The PowerShot SX30 was somewhat of a letdown in the movie department, in that it only recorded 720p video. The switch to CMOS has allowed Canon to bump the SX40 to Full HD, keeping it competitive with other super zooms (more or less). The SX40 can record video at 1920 x 1080 (24 frames/second) with stereo sound for up to 14.5 minutes. That sounds okay, but keep in mind that 24p video is a bit choppy, though most "real" movies are shot at that setting. Also, two of the SX40's biggest competitors (the Panasonic DMC-FZ150 and Sony DSC-HX100V) both record at true 1080/60p.
Two lower resolutions are also available on the SX40. You can choose from 720p or VGA settings, both of which are recorded at 30 frames/second. Recording will stop after 21 minutes at the 720p setting, and 44 minutes at VGA. The camera also supports Apple's poorly marketed iFrame (720p) codec, which is supposed to be easier to edit on Apple computers (not that H.264 is that challenging to work with).
Naturally, the SX40 lets you use the optical zoom while you're recording a movie, and the zoom moves slowly and quietly. The camera focuses continuously, so everything stays in focus. The image stabilizer is also available, which keeps things shake-free.
Most of the camera's special effects are available while recording movies, including miniature effect. There's also a "super slow motion" mode which records at 120 or 240 fps (though the resolution is lowered to 640 x 480 and 320 x 240, respectively) and plays them back at 30 fps, creating a slow motion effect. There aren't any manual controls in movie mode, though you can adjust the mic level or turn on a wind filter.
While you can take full resolution stills in movie mode, you will capture the camera refocusing, and then recording the image to the memory card, which freezes things for a second or two.
Here's a sample movie for you, taken at the highest quality setting. Since the file is huge (70 MB), I've also provided a smaller 720p version.
Not bad at all, aside from the choppiness!
|Playback menu||Jump menu; those bars at the bottom represent dates|
The PowerShot SX40 has a pretty nice playback mode. Some of the notable features here include:
- Movie Digest playback: I told you about this feature earlier; here's how you view the day's events
- Smart Shuffle: a bizarre feature which shows four photos similar to the one you're viewing
- My Category: assign a category to a photo, which is then transferred over to the "Browser" software; in some shooting modes, the camera does this automatically
- i-Contrast: unlike the one in record mode, this version of i-Contrast actually brightens dark areas of your photo
- Redeye correction: digitally remove this annoyance from a photo
- My Colors: apply most of the options from the My Colors menu (vivid, sepia, black & white, etc) to photos you've already taken
- Jump: move through photos by date, category, file type, whether they're tagged as a favorite, or in groups of 10 or 100
- Erase range of photos: I normally don't mention image deletion features, but the ability to select a range of photos without having to click your way through thumbnails is very handy
Photo editing functions include the ability to rotate, resize, and crop.
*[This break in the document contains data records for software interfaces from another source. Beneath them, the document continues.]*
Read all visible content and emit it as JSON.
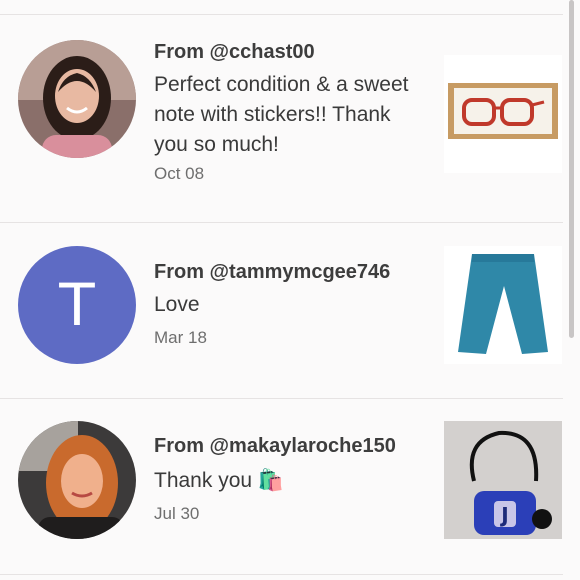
{
  "colors": {
    "background": "#fbfafa",
    "divider": "#e6e3e3",
    "avatar_letter_bg": "#5e6bc4",
    "text": "#3a3a3a",
    "muted": "#6e6e6e"
  },
  "reviews": [
    {
      "from": "From @cchast00",
      "message": "Perfect condition & a sweet note with stickers!! Thank you so much!",
      "date": "Oct 08",
      "avatar_icon": "user-photo-icon",
      "item_icon": "eyeglasses-box-icon"
    },
    {
      "from": "From @tammymcgee746",
      "message": "Love",
      "date": "Mar 18",
      "avatar_letter": "T",
      "item_icon": "teal-pants-icon"
    },
    {
      "from": "From @makaylaroche150",
      "message": "Thank you 🛍️",
      "date": "Jul 30",
      "avatar_icon": "user-photo-icon",
      "item_icon": "crossbody-bag-icon"
    }
  ]
}
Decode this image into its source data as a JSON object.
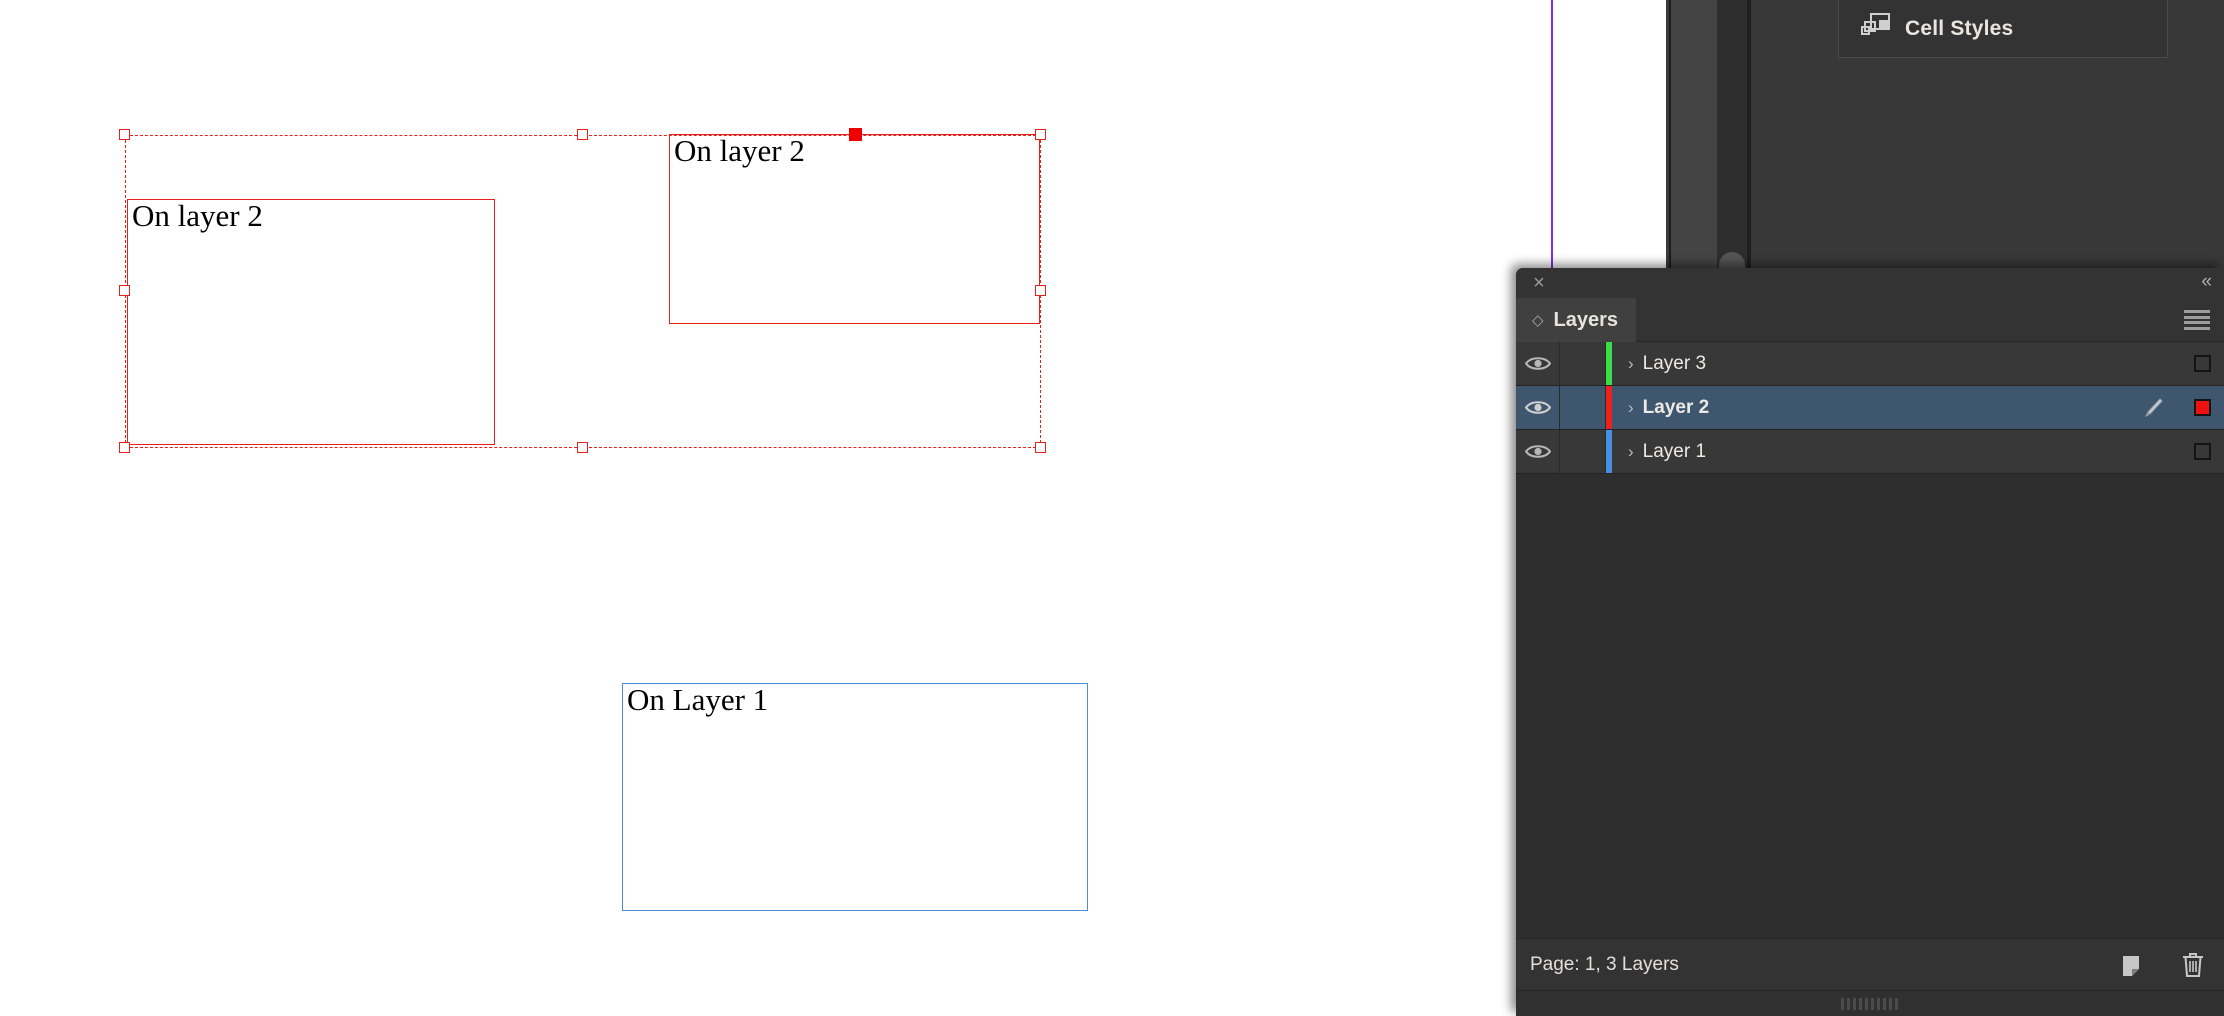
{
  "app": {
    "canvas_background": "#ffffff",
    "selection_color": "#e8201c",
    "layer1_frame_color": "#4a90d9",
    "guide_color": "#8a2be2"
  },
  "canvas": {
    "guide": {
      "label": "vertical-guide"
    },
    "frames": [
      {
        "id": "frame-left-layer2",
        "text": "On layer 2",
        "stroke": "#e8201c"
      },
      {
        "id": "frame-right-layer2",
        "text": "On layer 2",
        "stroke": "#e8201c"
      },
      {
        "id": "frame-layer1",
        "text": "On Layer 1",
        "stroke": "#4a90d9"
      }
    ],
    "selection": {
      "handles": 8,
      "reference_point": "top-center"
    }
  },
  "cell_styles_panel": {
    "label": "Cell Styles",
    "icon": "cell-styles-icon"
  },
  "layers_panel": {
    "titlebar": {
      "close_label": "×",
      "collapse_label": "«"
    },
    "tab": {
      "diamond": "◇",
      "name": "Layers"
    },
    "menu_icon": "panel-menu-icon",
    "columns": [
      "visibility",
      "lock",
      "color",
      "name",
      "pen",
      "target"
    ],
    "rows": [
      {
        "name": "Layer 3",
        "color": "#3ddc4a",
        "visible": true,
        "locked": false,
        "selected": false,
        "has_pen": false,
        "target_filled": false,
        "chevron": "›"
      },
      {
        "name": "Layer 2",
        "color": "#ee2020",
        "visible": true,
        "locked": false,
        "selected": true,
        "has_pen": true,
        "target_filled": true,
        "chevron": "›"
      },
      {
        "name": "Layer 1",
        "color": "#4a90e2",
        "visible": true,
        "locked": false,
        "selected": false,
        "has_pen": false,
        "target_filled": false,
        "chevron": "›"
      }
    ],
    "footer": {
      "status": "Page: 1, 3 Layers",
      "new_layer_icon": "new-layer-icon",
      "delete_layer_icon": "trash-icon"
    },
    "grip": "resize-grip"
  }
}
Movies can have unwanted footage trimmed off of the beginning or end of a clip.
By default, the PowerShot SX40 shows you just basic information about a photo. Press the Display button, though, and you'll get a lot more, including a histogram and a display of clipped highlights.
The SX40 moves through photos without delay, even with the fancy transitions between each image. If you want to really go fast, just spin the dial on the back of the camera. Using the dial also allows you to just to photos taken on a certain date.